San Francisco pioneered the harm reduction philosophy in 1967 when the Haight Ashbury Free Medical Clinic provided healthcare to crowds of young people who heeded the call to “turn on, tune in and drop out.” It’s a healthcare approach that does not require people to stop taking drugs to get support. Instead, the goal is to help improve the health of people suffering from addiction by providing clean drug supplies, basic medical and hygiene care, some food and shelter.
But today, some local leaders, like Supervisor Matt Dorsey, are seeking to redefine those principles.
“We do have to take the principles of harm reduction seriously, in that part of it is reducing harms to the community,” Dorsey said.
Dorsey said the city’s permissiveness around drugs has resulted “in a level of drug tourism or San Francisco becoming a destination city for drug use.”He quoted a statistic from a report presented by Police Chief Bill Scott to the Police Commission last June indicating that 95% of people arrested for drug use that month were not from San Francisco.
Data from the chief medical examiner may challenge the drug tourism theory: A report released in October showed that 92% of people who died of overdose from January to September this year were from San Francisco.
Alex Kral, a San Francisco-based epidemiologist with expertise in substance use and overdose prevention centers, said the notion that harm reduction services encourage drug users to come to San Francisco “doesn’t really make any sense.”
“There’s no data showing this,” Kral said. “In general, the people who go to these types of services are people who’ve come to terms with the fact that they’ve been using drugs a long time, they’ve got a problem, and they need some help.”

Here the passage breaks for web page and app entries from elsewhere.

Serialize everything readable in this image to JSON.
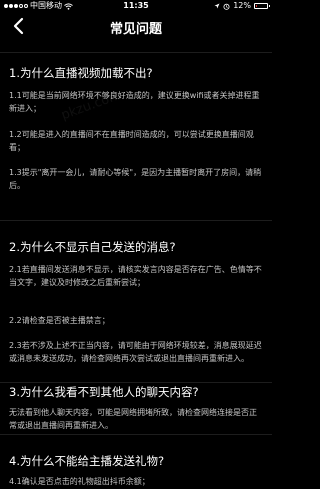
{
  "status_bar": {
    "carrier": "中国移动",
    "time": "11:35",
    "battery": "12%",
    "battery_level": 0.12
  },
  "nav": {
    "title": "常见问题"
  },
  "faq": [
    {
      "question": "1.为什么直播视频加载不出?",
      "answers": [
        "1.1可能是当前网络环境不够良好造成的，建议更换wifi或者关掉进程重新进入；",
        "1.2可能是进入的直播间不在直播时间造成的，可以尝试更换直播间观看；",
        "1.3提示\"离开一会儿，请耐心等候\"，是因为主播暂时离开了房间，请稍后。"
      ]
    },
    {
      "question": "2.为什么不显示自己发送的消息?",
      "answers": [
        "2.1若直播间发送消息不显示，请核实发言内容是否存在广告、色情等不当文字，建议及时修改之后重新尝试；",
        "2.2请检查是否被主播禁言；",
        "2.3若不涉及上述不正当内容，请可能由于网络环境较差，消息展现延迟或消息未发送成功，请检查网络再次尝试或退出直播间再重新进入。"
      ]
    },
    {
      "question": "3.为什么我看不到其他人的聊天内容?",
      "answers": [
        "无法看到他人聊天内容，可能是网络拥堵所致，请检查网络连接是否正常或退出直播间再重新进入。"
      ]
    },
    {
      "question": "4.为什么不能给主播发送礼物?",
      "answers": [
        "4.1确认是否点击的礼物超出抖币余额；"
      ]
    }
  ]
}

Even though proponents fear that support for overdose prevention centers is waning among city leaders, they are not giving up. Activists have been running pop-up safe consumption sites in areas of the city where overdoses are most prevalent.
Ronen participated in one such site on Aug. 31 — International Overdose Awareness Day. But she said that was an act of civil disobedience, not a replacement for the real overdose prevention model.

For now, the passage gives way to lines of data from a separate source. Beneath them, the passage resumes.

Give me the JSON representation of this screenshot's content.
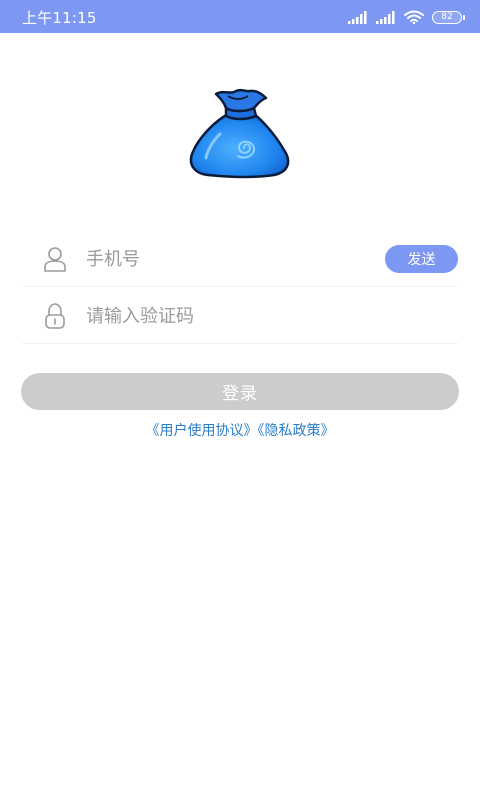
{
  "status_bar": {
    "time": "上午11:15",
    "battery_level": "82",
    "background_color": "#7d98f3",
    "icons": [
      "signal-icon",
      "signal-icon",
      "wifi-icon",
      "battery-icon"
    ]
  },
  "logo": {
    "icon": "money-bag-icon",
    "color": "#2e8cf0"
  },
  "form": {
    "phone_placeholder": "手机号",
    "phone_icon": "user-icon",
    "send_label": "发送",
    "code_placeholder": "请输入验证码",
    "code_icon": "lock-icon",
    "login_label": "登录",
    "accent_color": "#7d98f3",
    "login_disabled_color": "#cccccc"
  },
  "agreement": {
    "user_agreement": "《用户使用协议》",
    "privacy_policy": "《隐私政策》",
    "link_color": "#2a7ec8"
  }
}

“Why the model is so wonderful is you can actually save people’s lives and do this really positive health intervention, and at the same time, address one of the worst things happening in San Francisco right now, which is the really chaotic streets conditions in certain neighborhoods,” she said.
Ronen said that when her office approached Breed’s office for a renewed commitment to overdose prevention sites, they were stalled yet again.
“I think there’s a good chance that HealthRight 360 is going to have to give back hundreds of thousands of dollars, and that we’re just going to see more and more people die of drug overdose in the city,” Ronen said.
Meanwhile, Breed and law enforcement officials have vigorously campaigned on a strategy involving arresting people under the influence of drugs, despite health department advice to the contrary. In its 2022 Overdose Prevention Plan, the Department of Public Health noted that punitive policies “have not been shown to be effective at reducing overdose deaths, while incarceration is known to significantly increase risk of dying of drug overdose.”
Ronen said the health department’s silence regarding the mayor’s approach is irresponsible.
“The Department of Public Health just does what she tells them to do, which is also a problem. Because in my opinion, they’re doctors, they have a duty to do everything in their power to save their patients’ lives,” Ronen said.
The mayor’s office did not respond to a request for comment.
About the Series
As San Francisco continues to search for solutions for homelessness and overdose deaths, the Public Press’ “Civic” audio team is exploring the origins of these crises, what has been done to help and what might be making things worse.
Throughout our six-episode series, we are exploring what influenced rampant opioid addiction and its connection to homelessness, the 150-year history of policing and prosecuting drugs in San Francisco, the long battle to open a safe consumption site in the city and grassroots efforts to curb the tide of deaths.